== Segment start ==
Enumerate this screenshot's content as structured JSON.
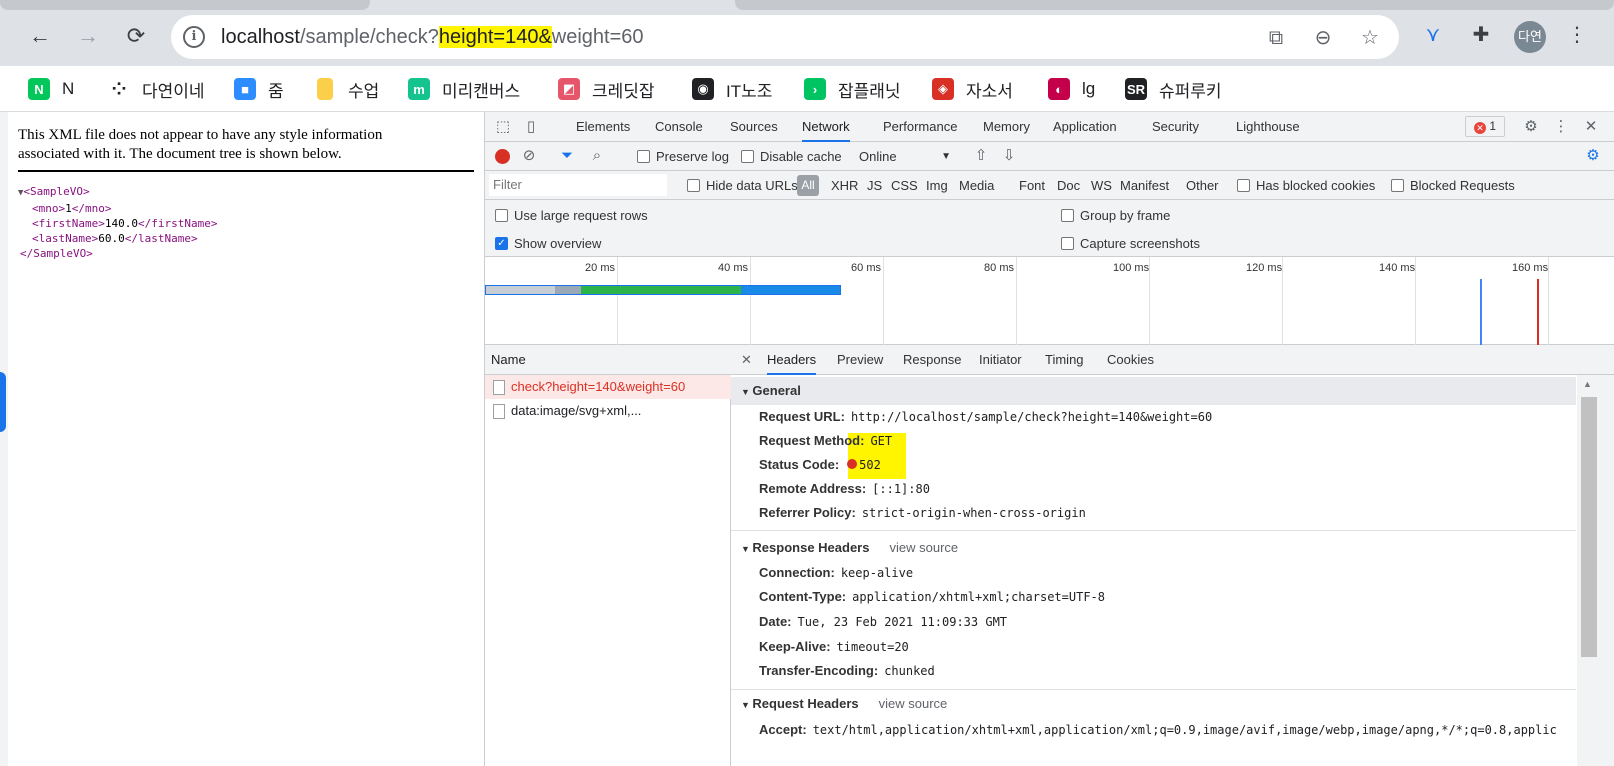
{
  "browser": {
    "url_prefix": "localhost",
    "url_path": "/sample/check?",
    "url_highlight": "height=140&",
    "url_rest": "weight=60",
    "profile": "다연",
    "accent": "#1a73e8"
  },
  "bookmarks": [
    {
      "label": "N",
      "icon": "naver-icon",
      "color": "#03c75a",
      "glyph": "N"
    },
    {
      "label": "다연이네",
      "icon": "dots-icon",
      "color": "#ffffff",
      "glyph": "⁘"
    },
    {
      "label": "줌",
      "icon": "zoom-icon",
      "color": "#2d8cff",
      "glyph": "■"
    },
    {
      "label": "수업",
      "icon": "folder-icon",
      "color": "#fbcf4a",
      "glyph": ""
    },
    {
      "label": "미리캔버스",
      "icon": "miricanvas-icon",
      "color": "#14c38e",
      "glyph": "m"
    },
    {
      "label": "크레딧잡",
      "icon": "kreditjob-icon",
      "color": "#e5566a",
      "glyph": "◩"
    },
    {
      "label": "IT노조",
      "icon": "globe-icon",
      "color": "#202124",
      "glyph": "◉"
    },
    {
      "label": "잡플래닛",
      "icon": "jobplanet-icon",
      "color": "#00c362",
      "glyph": "›"
    },
    {
      "label": "자소서",
      "icon": "jasoseo-icon",
      "color": "#d93025",
      "glyph": "◈"
    },
    {
      "label": "lg",
      "icon": "lg-icon",
      "color": "#c5004a",
      "glyph": "◐"
    },
    {
      "label": "슈퍼루키",
      "icon": "superrookie-icon",
      "color": "#202124",
      "glyph": "SR"
    }
  ],
  "xml": {
    "note_line1": "This XML file does not appear to have any style information",
    "note_line2": "associated with it. The document tree is shown below.",
    "root_open": "<SampleVO>",
    "mno_open": "<mno>",
    "mno_val": "1",
    "mno_close": "</mno>",
    "first_open": "<firstName>",
    "first_val": "140.0",
    "first_close": "</firstName>",
    "last_open": "<lastName>",
    "last_val": "60.0",
    "last_close": "</lastName>",
    "root_close": "</SampleVO>"
  },
  "devtools": {
    "tabs": [
      "Elements",
      "Console",
      "Sources",
      "Network",
      "Performance",
      "Memory",
      "Application",
      "Security",
      "Lighthouse"
    ],
    "active_tab": "Network",
    "error_count": "1",
    "preserve_log": "Preserve log",
    "disable_cache": "Disable cache",
    "throttle": "Online",
    "filter_placeholder": "Filter",
    "hide_data_urls": "Hide data URLs",
    "types": [
      "All",
      "XHR",
      "JS",
      "CSS",
      "Img",
      "Media",
      "Font",
      "Doc",
      "WS",
      "Manifest",
      "Other"
    ],
    "has_blocked_cookies": "Has blocked cookies",
    "blocked_requests": "Blocked Requests",
    "use_large_rows": "Use large request rows",
    "show_overview": "Show overview",
    "group_by_frame": "Group by frame",
    "capture_screenshots": "Capture screenshots",
    "timeline_ticks": [
      "20 ms",
      "40 ms",
      "60 ms",
      "80 ms",
      "100 ms",
      "120 ms",
      "140 ms",
      "160 ms"
    ],
    "name_header": "Name",
    "requests": [
      "check?height=140&weight=60",
      "data:image/svg+xml,..."
    ],
    "detail_tabs": [
      "Headers",
      "Preview",
      "Response",
      "Initiator",
      "Timing",
      "Cookies"
    ],
    "general_title": "General",
    "general": [
      {
        "k": "Request URL:",
        "v": "http://localhost/sample/check?height=140&weight=60"
      },
      {
        "k": "Request Method:",
        "v": "GET"
      },
      {
        "k": "Status Code:",
        "v": "502"
      },
      {
        "k": "Remote Address:",
        "v": "[::1]:80"
      },
      {
        "k": "Referrer Policy:",
        "v": "strict-origin-when-cross-origin"
      }
    ],
    "response_title": "Response Headers",
    "view_source": "view source",
    "response": [
      {
        "k": "Connection:",
        "v": "keep-alive"
      },
      {
        "k": "Content-Type:",
        "v": "application/xhtml+xml;charset=UTF-8"
      },
      {
        "k": "Date:",
        "v": "Tue, 23 Feb 2021 11:09:33 GMT"
      },
      {
        "k": "Keep-Alive:",
        "v": "timeout=20"
      },
      {
        "k": "Transfer-Encoding:",
        "v": "chunked"
      }
    ],
    "request_title": "Request Headers",
    "request": [
      {
        "k": "Accept:",
        "v": "text/html,application/xhtml+xml,application/xml;q=0.9,image/avif,image/webp,image/apng,*/*;q=0.8,applic"
      }
    ]
  }
}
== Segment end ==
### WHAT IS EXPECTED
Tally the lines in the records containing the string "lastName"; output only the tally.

### COMPLETED TASK
2